They account for 10 to 15% of cerebrovascular accidents (CVA) (stroke), and together with subarachnoid hemorrhage, are categorized as hemorrhagic strokes.
They are primary in most cases, that is, in relation to the rupture of small vessels damaged by high blood pressure (hypertension) or chronic amyloid angiopathy (11). They can also be secondary (20% of the cases) to an underlying macroscopic lesion such as an arterial aneurysm, an arteriovenous malformation, a tumor or related to any cause of coagulopathy. Only primary ICH will be covered in this chapter.

 1 - Epidemiology

The annual incidence of primary ICH is between 10 to 20 cases per 100,000 inhabitants. It increases with age (2/3 occur after the age of 75), and is higher among males (12,15,41). Contrary to what is observed for cerebral infarctions, the overall incidence of ICH has not declined in the past decades (45). Epidemiological studies suggest a decrease in the incidence of ICH in patients under 75 years (probably due to a better management of hypertension) and an increase in the elderly (due to amyloid angiopathy and antithrombotic drugs). Finally, the risk of ICHs is increased in the Asian population (45).

 2 - Risk Factors (RF)

Known risk factors for primary SICH include (1):

  • a- HBP: This is the single most important RF, especially in smokers (5). The risk correlates with the severity of hypertension. A good blood pressure control can decrease this risk (21).
  • b- Alcohol consumption increases the risk of primary SICH by inducing changes in brain vasculature and disrupting hemostasis (25).
  • c- Other RFs are more anecdotal and include: diabetes mellitus, factor ΧIII mutation, the presence of ε2 and ε4 alleles of the apolopoprotein E gene (1,7,34).

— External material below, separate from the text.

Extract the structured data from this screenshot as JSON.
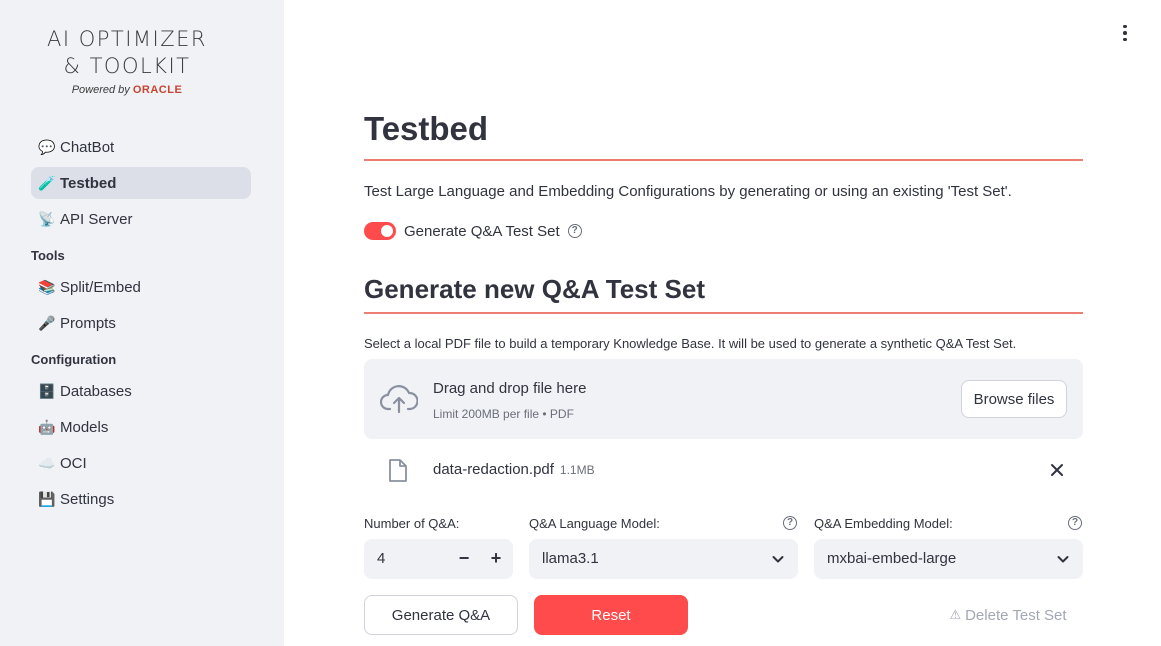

 3 - Anatomopathology

 a- Causal lesions

Two types of lesions account for the rupture of small cerebral vessels and are both secondary to chronic hypertension: hypertensive angiopathy and amyloid angiopathy.

  • Hypertensive angiopathy: chronic hypertension induces a reduction in arterial compliance. These vessels which are more rigid, will therefore have a decreased tolerance to potential spurts in blood pressure, thus a tendency to rupture. This phenomenon is observed mainly in small perforating arteries (50-700 μm in diameter) as reflected in the topographic distribution of the hematoma (see Anatomy) (42). There are often several sites of rupture, characterized by a breach in the elastic layer, atrophy of smooth muscle and cellular degeneration. This is often associated with atherosclerotic lesions. Historically in 1868, Charcot and Bouchard attributed the vascular rupture to the presence of micro aneurysms (called Charcot-Bouchard microaneurysms). However, electron microscopic studies have actually shown that these lesions are sub-adventitial hemorrhages, outdating the concept of microaneurysms (10,42).
  • Amyloid angiopathy: it is characterized by the presence of β-amyloid deposits in small and medium size arteries, thus inducing degenerative lesions of the arterial wall. These lesions are mainly located in the cortical leptomeningeal arteries and the cerebellum, hence explaining the topographic predilection of the hematoma at these sites.

 b-The hematoma

The blood usually clots within the cleavage planes of the white matter, with a relatively limited neuronal destruction. However, under the influence of different toxins released in-situ, peri-lesional edema, neuronal damage and infiltration by macrophages and neutrophils occurs (32).